"will tell you they would have preferred to keep Schenley. "

Those wouldn't be contradictory for Mark Roosevelt. He just knew he was right and that whatever he did was right, so people would be grateful, sooner or later. If they weren't, it was just an indication of how dumb they really were.

That basically sums up his entire tenure: I've planned what's best for you, so shut up and enjoy it.

I don't think it ever occurred to him that a Pittsburgher of any color would have any better ideas than he had. But particularly the black residents. It really upset him I think, that they didn't think he was going to be their knight in shining armor.

Anonymous said...

Maybe next time (which may not be too far off) we need a residency requirement- 10 years in Pittsburgh in order to be considered for the superintendent position.

Anonymous said...

I think it had more to do with his personality/Broad training/surrounding himself with yes people that was the problem.

A proven ability to listen to opposing views and change plans accordingly would be a lovely requirement.
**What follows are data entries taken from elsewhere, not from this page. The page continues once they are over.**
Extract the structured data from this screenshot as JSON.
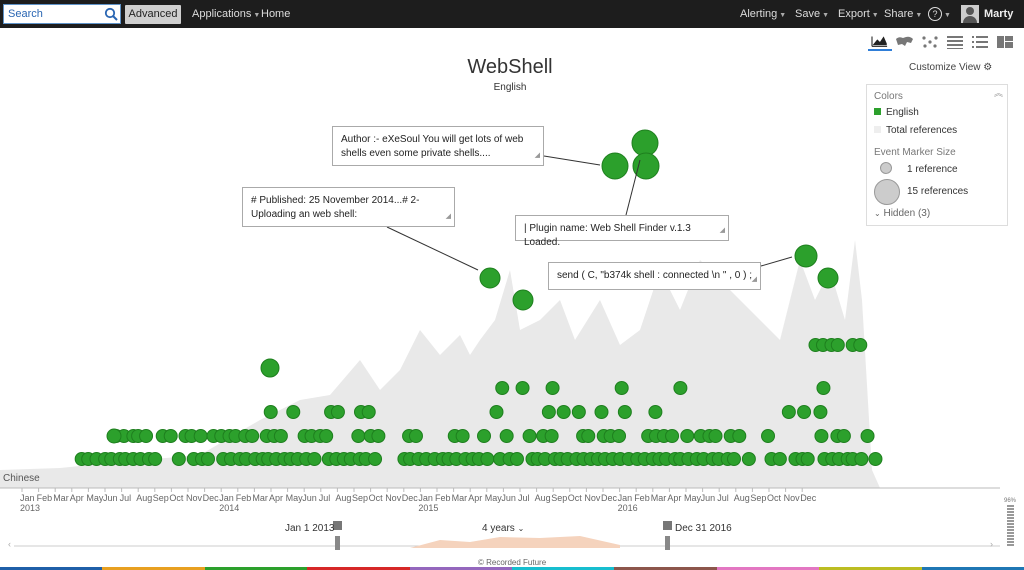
{
  "topbar": {
    "search_placeholder": "Search",
    "advanced_label": "Advanced",
    "applications_label": "Applications",
    "home_label": "Home",
    "alerting_label": "Alerting",
    "save_label": "Save",
    "export_label": "Export",
    "share_label": "Share",
    "help_label": "?",
    "user_name": "Marty"
  },
  "chart_header": {
    "title": "WebShell",
    "subtitle": "English"
  },
  "annotations": [
    "Author :- eXeSoul You will get lots of web shells even some private shells....",
    "# Published: 25 November 2014...# 2- Uploading an web shell:",
    "| Plugin name: Web Shell Finder v.1.3 Loaded.",
    "send ( C, \"b374k shell : connected \\n \" , 0 ) ;"
  ],
  "panel": {
    "customize_label": "Customize View",
    "colors_heading": "Colors",
    "legend_english": "English",
    "legend_total": "Total references",
    "marker_heading": "Event Marker Size",
    "marker_small": "1 reference",
    "marker_large": "15 references",
    "hidden_label": "Hidden (3)"
  },
  "view_icons": [
    "timeline-chart-icon",
    "map-icon",
    "network-icon",
    "table-icon",
    "list-icon",
    "dashboard-icon"
  ],
  "colors": {
    "english": "#2ca02c",
    "english_stroke": "#1e7f1e",
    "total_area": "#e9e9e9",
    "topbar": "#1d1d1d",
    "accent": "#2f7ed8"
  },
  "timeline": {
    "row_label": "Chinese",
    "months": [
      "Jan",
      "Feb",
      "Mar",
      "Apr",
      "May",
      "Jun",
      "Jul",
      "Aug",
      "Sep",
      "Oct",
      "Nov",
      "Dec",
      "Jan",
      "Feb",
      "Mar",
      "Apr",
      "May",
      "Jun",
      "Jul",
      "Aug",
      "Sep",
      "Oct",
      "Nov",
      "Dec",
      "Jan",
      "Feb",
      "Mar",
      "Apr",
      "May",
      "Jun",
      "Jul",
      "Aug",
      "Sep",
      "Oct",
      "Nov",
      "Dec",
      "Jan",
      "Feb",
      "Mar",
      "Apr",
      "May",
      "Jun",
      "Jul",
      "Aug",
      "Sep",
      "Oct",
      "Nov",
      "Dec"
    ],
    "years": [
      "2013",
      "2014",
      "2015",
      "2016"
    ],
    "range_start": "Jan 1 2013",
    "range_end": "Dec 31 2016",
    "range_span": "4 years",
    "zoom_pct": "96%",
    "credit": "© Recorded Future"
  }
}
I do remember with the first set of school closings thinking how much sense they would make IF you had no idea of how Pittsburghers move around the city and which parts they consider "close by" and which parts they consider "very far and different."

Those things don't show up on a map, but they do make it so that you can't just close one school and expect everyone there to go where you want them to go.

The worst part was that they did it again with the whole UPrep/Schenley/Reiz thing and look to be doing it yet one more time.

Learning from mistakes is another good quality. Of course, I guess you have to admit you made a mistake to even hope to learn from it.

Questioner said...

Along the lines of "you can't just close one school and expect everyone there to go where you want them to go"- it sounds like U Prep enrollment is shaping up to be less than expected, despite limited alternatives.

Anonymous said...

Would it be wrong to predict an increase in the dropout rate?

Mark Rauterkus said...

Big nods to Randall above about the creation of Sci Tech.

Frick worked. It wasn't PERFECT, but it was a better middle school than most.

Sci Tech should be in Westinghouse. No doubt.

So, questions: How is Sci Tech doing vs old Frick. And, how is Sci Tech doing vs Pgh Obama?

Questioner said...

There won't be any sci tech 11th grade test scores until next year- but it will be possible to compare 6th, 7th and 8th grade scores by next month at the latest. And enrollment as a percentage of capacity can be considered as well.

Anonymous said...

I'm guessing Sci-tech is going to do as well or better than Obama. They started strong (and actually got rid of some students, like the one who started a fire). It had good word of mouth and attracted a diverse bunch of kids.

Also, it let teachers have more say in curriculum. Check out sometime when they're looking for teachers -- and the schedules for those helping plan the still upcoming grades.

Mark Rauterkus said...

In due time, SciTech gets to have exits at 11, 12, and after 13th grades. That is huge, imnsho.

Questioner said...

It will be interesting to see if any exits after grade 11 actually occur. Remember the big plan presented last year for early college at Oliver?

Anonymous said...

I don't mean to throw a wet blanket over Sci Tech, but I'll be surprised if they are 'up there' with Obama, but that's a conversation for another day.
I'm a little taken aback by the comment about Sci Tech having say so over their curriculum. I could see that in science and perhaps math, of course, but in all other areas, too, and in a district that relishes compliance.
And Obama being an IB school---the IBMYP program--you mean teachers must adhere to the ridiculously poor and agenda-serving curricula set forth by Pitt's IFL??
If that's the case, this district is even more horrible than I thought.
I just don't like forcing children--forcing them--to think in some direction, and PPS curriculum clearly carries an agenda.

Anonymous said...

Will the early childhood center operate again at Sci-Tech this year?

Questioner said...

Early childhood placement at sci tech seems to be intended as permanent. The auditorium was removed in order to make room for ECC (strangely, at the same time that an auditorium was being added at great cost to Milliones to replace an ampitheatre or whatever it was called).